So, #1, ha ha ha. Choosing between #2 and #3 is harder and if you wanted to be serious about it you might ask questions like how much revenue does trading bring in versus underwriting (more!), how good is that revenue (market making for pennies using your capital: probably not as good as risk-free 7% IPO gross spreads), and how much does research influence trading (meh?) vs. how much does it influence underwriting (meh?).
This weekend, though, we got kind of a strange data point via this FT article about the JOBS Act and the research settlement. In brief, as we’ve discussed, the JOBS Act lets banks basically do whatever they want for research on “emerging growth” companies, including in particular publish research pre-IPO and have bankers and analysts and the company all in the same room pitching business and generally scheming. But there’s a catch, which is that the ghost of Eliot Spitzer, in the form of the global research settlement, still restricts that activity, so all the banks subject to the settlement (the bulge-bracket ones) are disadvantaged vis-à-vis their smaller cousins. But, the FT points out, the big banks have a trick up their sleeves, which is to make all the small banks sign an agreement preventing them from publishing research ahead of the big banks, as a condition of joining the syndicate for any deal: Read more »
Oh, the world. Go read Jeremy Grantham’s GMO quarterly letter; as always it’s pretty fun. Then go read this HSBC report that Paul Murphy wrote about on Alphaville. These are things you probably know already but are worth remembering. First, Grantham:
The central truth of the investment business is that investment behavior is driven by career risk. In the professional investment business we are all agents, managing other peoples’ money. The prime directive, as Keynes knew so well, is first and last to keep your job. To do this, he explained that you must never, ever be wrong on your own. To prevent this calamity, professional investors pay ruthless attention to what other investors in general are doing. The great majority “go with the flow,” either completely or partially. This creates herding, or momentum, which drives prices far above or far below fair price. There are many other inefficiencies in market pricing, but this is by far the largest. It explains the discrepancy between a remarkably volatile stock market and a remarkably stable GDP growth, together with an equally stable growth in “fair value” for the stock market. This difference is massive – two-thirds of the time annual GDP growth and annual change in the fair value of the market is within plus or minus a tiny 1% of its long-term trend. The market’s actual price – brought to us by the workings of wild and wooly individuals – is within plus or minus 19% two-thirds of the time. Thus, the market moves 19 times more than is justified by the underlying engines!

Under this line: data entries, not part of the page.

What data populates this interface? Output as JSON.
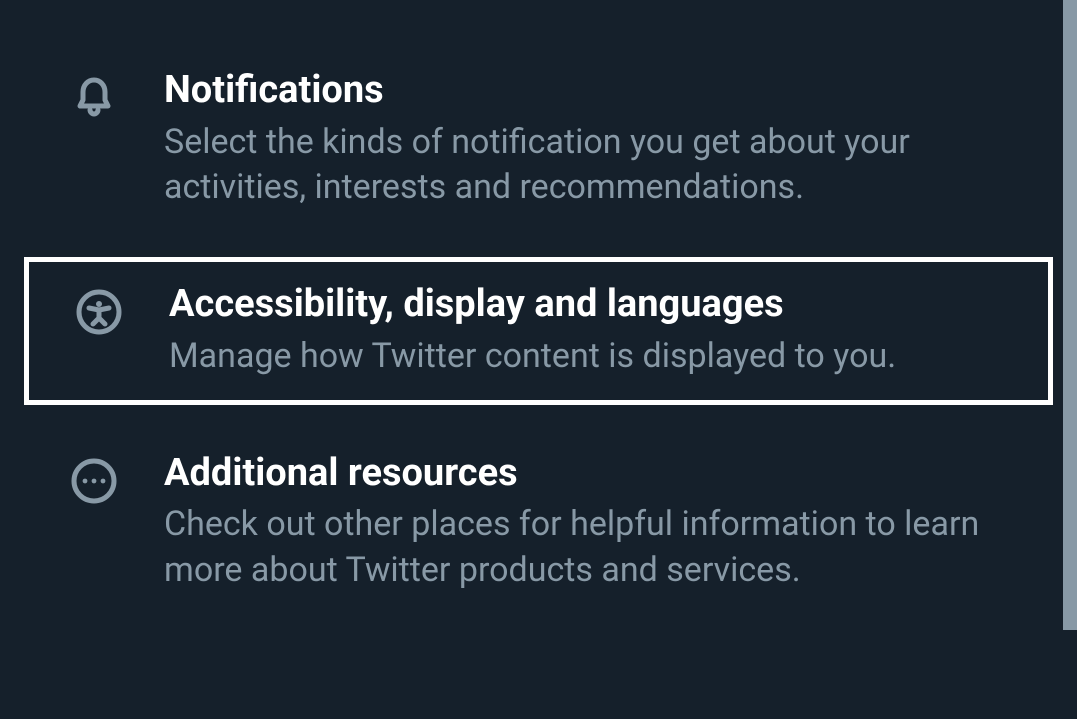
{
  "settings": {
    "items": [
      {
        "title": "Notifications",
        "description": "Select the kinds of notification you get about your activities, interests and recommendations."
      },
      {
        "title": "Accessibility, display and languages",
        "description": "Manage how Twitter content is displayed to you."
      },
      {
        "title": "Additional resources",
        "description": "Check out other places for helpful information to learn more about Twitter products and services."
      }
    ]
  }
}
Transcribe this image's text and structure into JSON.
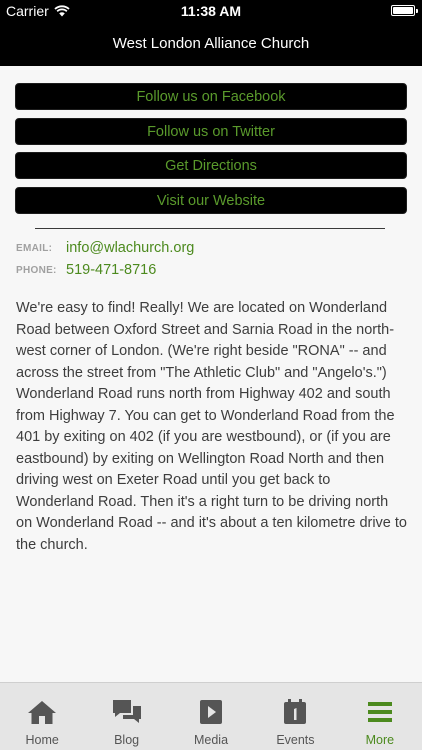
{
  "status_bar": {
    "carrier": "Carrier",
    "time": "11:38 AM"
  },
  "nav": {
    "title": "West London Alliance Church"
  },
  "actions": [
    {
      "label": "Follow us on Facebook"
    },
    {
      "label": "Follow us on Twitter"
    },
    {
      "label": "Get Directions"
    },
    {
      "label": "Visit our Website"
    }
  ],
  "contact": {
    "email_label": "EMAIL:",
    "email": "info@wlachurch.org",
    "phone_label": "PHONE:",
    "phone": "519-471-8716"
  },
  "description": "We're easy to find! Really! We are located on Wonderland Road between Oxford Street and Sarnia Road in the north-west corner of London. (We're right beside \"RONA\" -- and across the street from \"The Athletic Club\" and \"Angelo's.\") Wonderland Road runs north from Highway 402 and south from Highway 7. You can get to Wonderland Road from the 401 by exiting on 402 (if you are westbound), or (if you are eastbound) by exiting on Wellington Road North and then driving west on Exeter Road until you get back to Wonderland Road. Then it's a right turn to be driving north on Wonderland Road -- and it's about a ten kilometre drive to the church.",
  "tabs": [
    {
      "label": "Home",
      "icon": "home-icon"
    },
    {
      "label": "Blog",
      "icon": "chat-bubbles-icon"
    },
    {
      "label": "Media",
      "icon": "play-icon"
    },
    {
      "label": "Events",
      "icon": "calendar-icon"
    },
    {
      "label": "More",
      "icon": "menu-icon",
      "active": true
    }
  ],
  "colors": {
    "accent": "#4c8a1e",
    "button_bg": "#000000",
    "button_text": "#5a9a2c"
  }
}
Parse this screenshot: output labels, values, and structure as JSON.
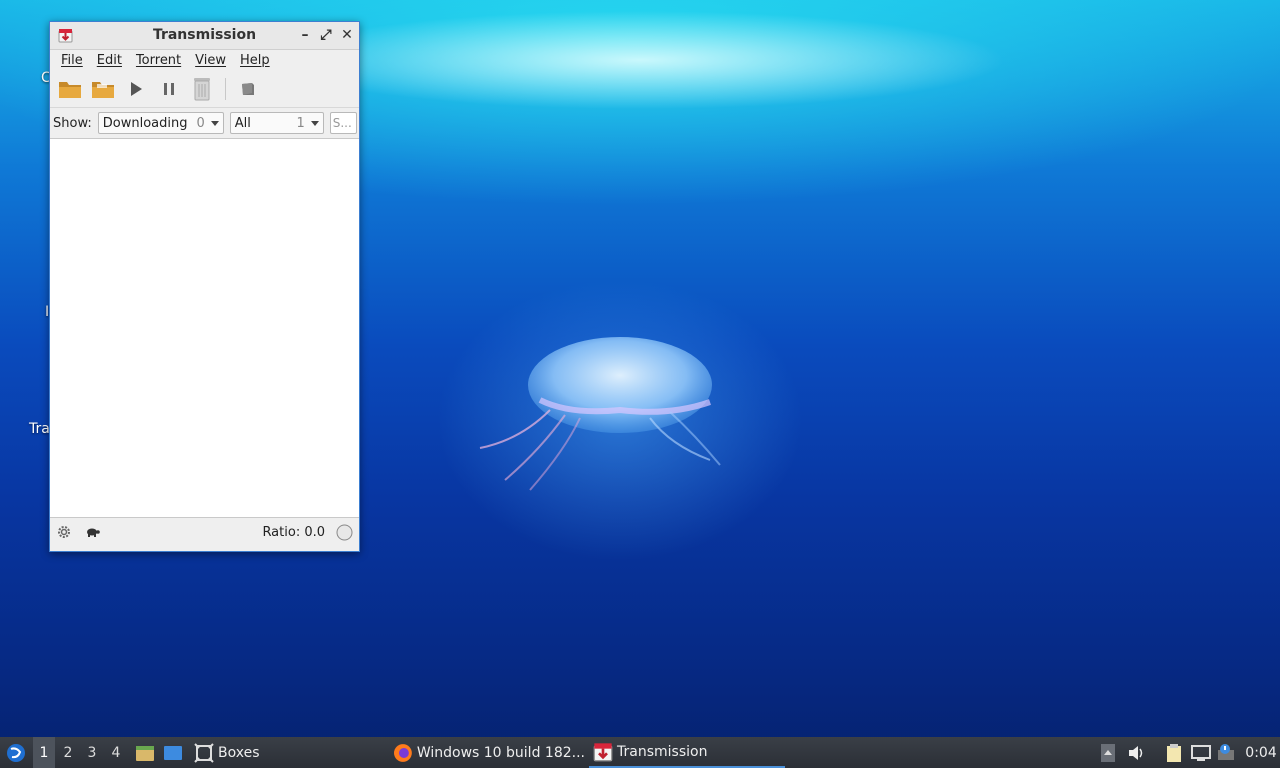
{
  "desktop": {
    "fragments": [
      "C",
      "I",
      "Tra"
    ]
  },
  "window": {
    "title": "Transmission",
    "menu": [
      "File",
      "Edit",
      "Torrent",
      "View",
      "Help"
    ],
    "toolbar_icons": [
      "open-folder-icon",
      "open-url-folder-icon",
      "start-icon",
      "pause-icon",
      "remove-icon",
      "properties-icon"
    ],
    "filter": {
      "show_label": "Show:",
      "activity": {
        "value": "Downloading",
        "count": "0"
      },
      "tracker": {
        "value": "All",
        "count": "1"
      },
      "search_placeholder": "S..."
    },
    "status": {
      "ratio": "Ratio: 0.0"
    }
  },
  "taskbar": {
    "workspaces": [
      "1",
      "2",
      "3",
      "4"
    ],
    "active_workspace": "1",
    "launchers": [
      "file-manager-icon",
      "desktop-icon"
    ],
    "tasks": [
      {
        "label": "Boxes"
      },
      {
        "label": "Windows 10 build 182..."
      },
      {
        "label": "Transmission"
      }
    ],
    "clock": "0:04"
  },
  "colors": {
    "window_border": "#3d7fd1",
    "taskbar": "#2f333a",
    "active_task_underline": "#4a90d9"
  }
}
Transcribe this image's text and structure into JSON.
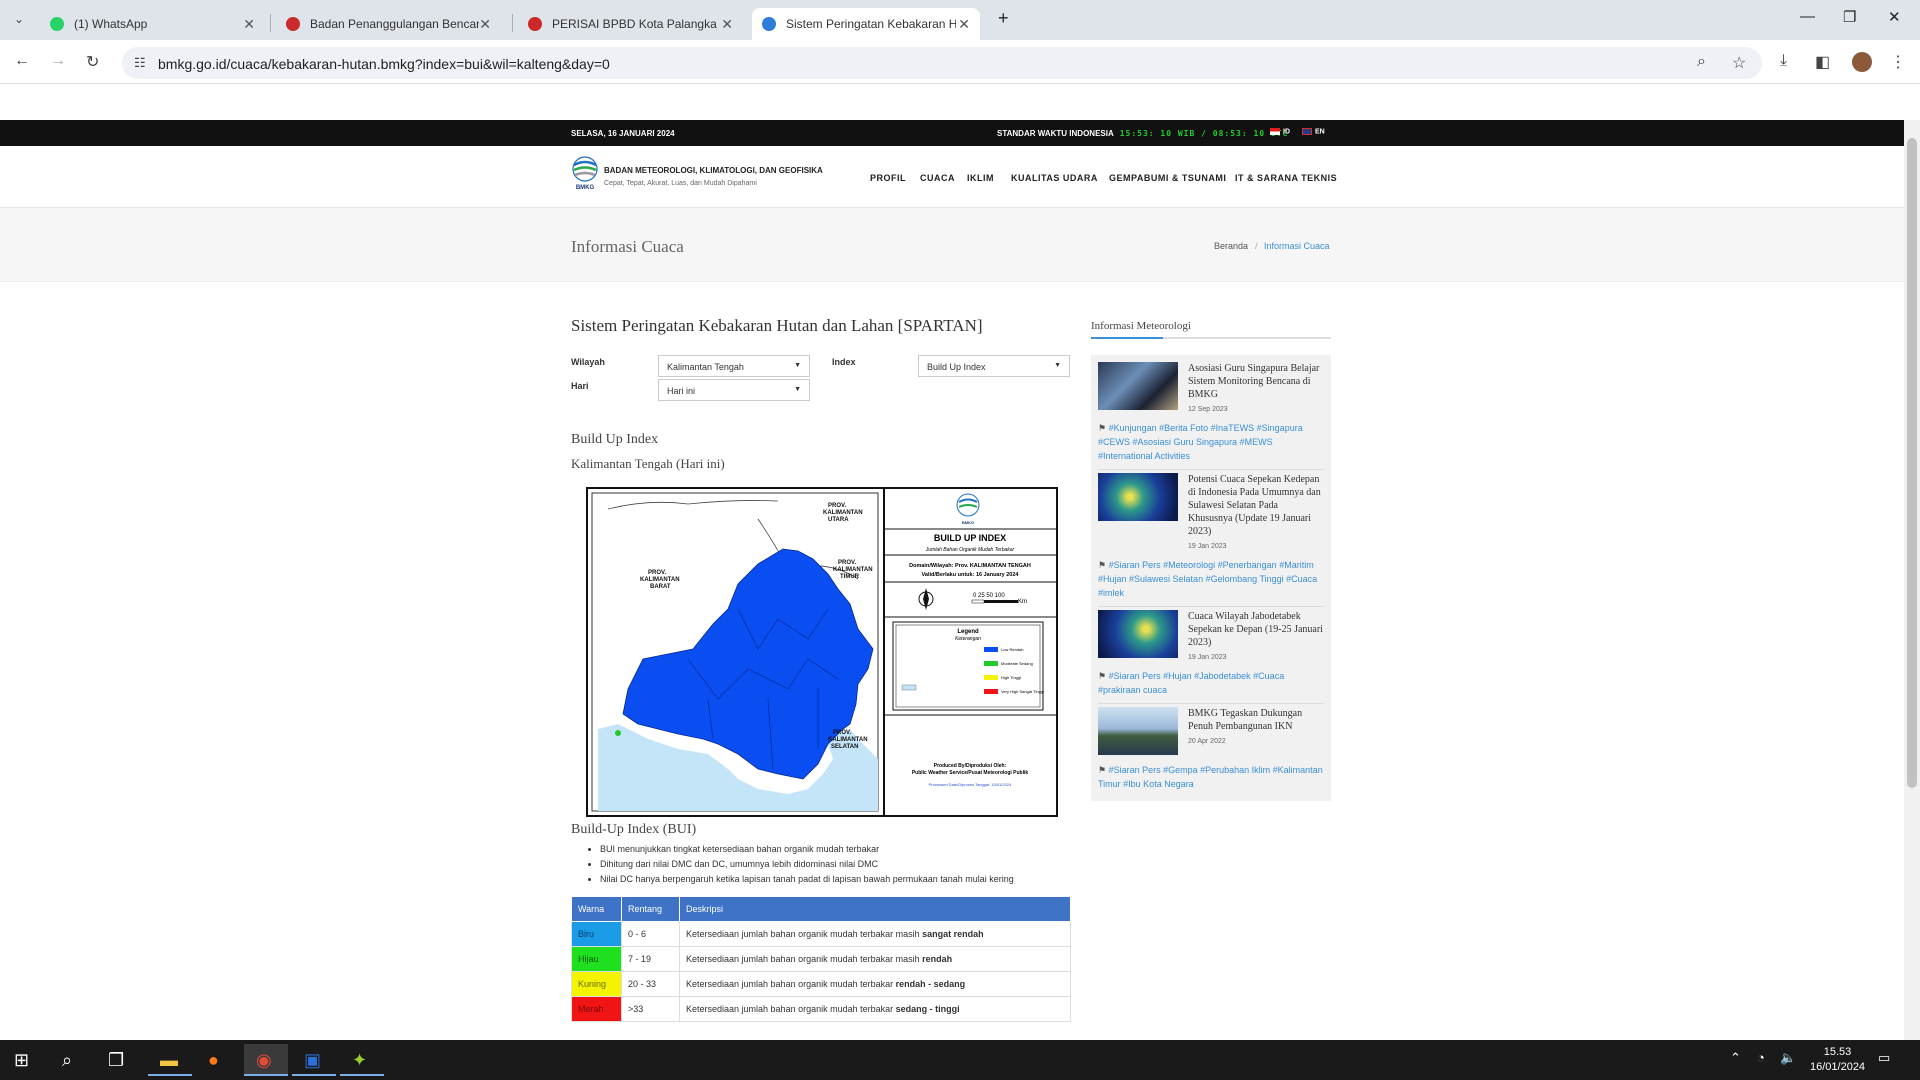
{
  "browser": {
    "tabs": [
      {
        "title": "(1) WhatsApp",
        "color": "#25d366"
      },
      {
        "title": "Badan Penanggulangan Bencana",
        "color": "#cc2a2a"
      },
      {
        "title": "PERISAI BPBD Kota Palangka Raya",
        "color": "#cc2a2a"
      },
      {
        "title": "Sistem Peringatan Kebakaran Hutan",
        "color": "#2f7bd8",
        "active": true
      }
    ],
    "url": "bmkg.go.id/cuaca/kebakaran-hutan.bmkg?index=bui&wil=kalteng&day=0"
  },
  "topbar": {
    "date": "SELASA, 16 JANUARI 2024",
    "swi_label": "STANDAR WAKTU INDONESIA",
    "clock": "15:53: 10 WIB / 08:53: 10 UTC",
    "lang_id": "ID",
    "lang_en": "EN"
  },
  "header": {
    "org_name": "BADAN METEOROLOGI, KLIMATOLOGI, DAN GEOFISIKA",
    "tagline": "Cepat, Tepat, Akurat, Luas, dan Mudah Dipahami",
    "logo_text": "BMKG",
    "menu": [
      "PROFIL",
      "CUACA",
      "IKLIM",
      "KUALITAS UDARA",
      "GEMPABUMI & TSUNAMI",
      "IT & SARANA TEKNIS"
    ]
  },
  "band": {
    "title": "Informasi Cuaca",
    "breadcrumb_home": "Beranda",
    "breadcrumb_current": "Informasi Cuaca"
  },
  "main": {
    "title": "Sistem Peringatan Kebakaran Hutan dan Lahan [SPARTAN]",
    "filters": {
      "wilayah_label": "Wilayah",
      "wilayah_value": "Kalimantan Tengah",
      "index_label": "Index",
      "index_value": "Build Up Index",
      "hari_label": "Hari",
      "hari_value": "Hari ini"
    },
    "section_title": "Build Up Index",
    "section_subtitle": "Kalimantan Tengah (Hari ini)",
    "map": {
      "title": "BUILD UP INDEX",
      "subtitle": "Jumlah Bahan Organik Mudah Terbakar",
      "domain": "Domain/Wilayah: Prov. KALIMANTAN TENGAH",
      "valid": "Valid/Berlaku untuk: 16 January 2024",
      "scale": "0  25 50     100",
      "scale_unit": "Km",
      "legend_title": "Legend",
      "legend_sub": "Keterangan",
      "legend_items": [
        "Low Rendah",
        "Moderate Sedang",
        "High Tinggi",
        "Very High Sangat Tinggi"
      ],
      "producer": "Produced By/Diproduksi Oleh:",
      "producer2": "Public Weather Service/Pusat Meteorologi Publik",
      "processed": "Processed Date/Diproses Tanggal: 15/01/2024",
      "labels": [
        "PROV. KALIMANTAN UTARA",
        "PROV. KALIMANTAN BARAT",
        "PROV. KALIMANTAN TIMUR",
        "PROV. KALIMANTAN SELATAN"
      ],
      "colors": {
        "low": "#0a4df0",
        "moderate": "#22c92a",
        "high": "#f4f400",
        "very_high": "#f01414",
        "sea": "#c4e4f8"
      }
    },
    "bui_title": "Build-Up Index (BUI)",
    "bullets": [
      "BUI menunjukkan tingkat ketersediaan bahan organik mudah terbakar",
      "Dihitung dari nilai DMC dan DC, umumnya lebih didominasi nilai DMC",
      "Nilai DC hanya berpengaruh ketika lapisan tanah padat di lapisan bawah permukaan tanah mulai kering"
    ],
    "table": {
      "headers": [
        "Warna",
        "Rentang",
        "Deskripsi"
      ],
      "rows": [
        {
          "warna": "Biru",
          "color": "#1a9be6",
          "rentang": "0 - 6",
          "desc": "Ketersediaan jumlah bahan organik mudah terbakar masih ",
          "desc_bold": "sangat rendah"
        },
        {
          "warna": "Hijau",
          "color": "#1fe01f",
          "rentang": "7 - 19",
          "desc": "Ketersediaan jumlah bahan organik mudah terbakar masih ",
          "desc_bold": "rendah"
        },
        {
          "warna": "Kuning",
          "color": "#f4f400",
          "rentang": "20 - 33",
          "desc": "Ketersediaan jumlah bahan organik mudah terbakar ",
          "desc_bold": "rendah - sedang"
        },
        {
          "warna": "Merah",
          "color": "#f01414",
          "rentang": ">33",
          "desc": "Ketersediaan jumlah bahan organik mudah terbakar ",
          "desc_bold": "sedang - tinggi"
        }
      ]
    }
  },
  "sidebar": {
    "title": "Informasi Meteorologi",
    "news": [
      {
        "title": "Asosiasi Guru Singapura Belajar Sistem Monitoring Bencana di BMKG",
        "date": "12 Sep 2023",
        "tags": "#Kunjungan #Berita Foto #InaTEWS #Singapura #CEWS #Asosiasi Guru Singapura #MEWS #International Activities"
      },
      {
        "title": "Potensi Cuaca Sepekan Kedepan di Indonesia Pada Umumnya dan Sulawesi Selatan Pada Khususnya (Update 19 Januari 2023)",
        "date": "19 Jan 2023",
        "tags": "#Siaran Pers #Meteorologi #Penerbangan #Maritim #Hujan #Sulawesi Selatan #Gelombang Tinggi #Cuaca #imlek"
      },
      {
        "title": "Cuaca Wilayah Jabodetabek Sepekan ke Depan (19-25 Januari 2023)",
        "date": "19 Jan 2023",
        "tags": "#Siaran Pers #Hujan #Jabodetabek #Cuaca #prakiraan cuaca"
      },
      {
        "title": "BMKG Tegaskan Dukungan Penuh Pembangunan IKN",
        "date": "20 Apr 2022",
        "tags": "#Siaran Pers #Gempa #Perubahan Iklim #Kalimantan Timur #Ibu Kota Negara"
      }
    ]
  },
  "taskbar": {
    "time": "15.53",
    "date": "16/01/2024"
  }
}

You probably knew that, though the numbers were new to me.* This though seemed like a useful breakdown: Read more »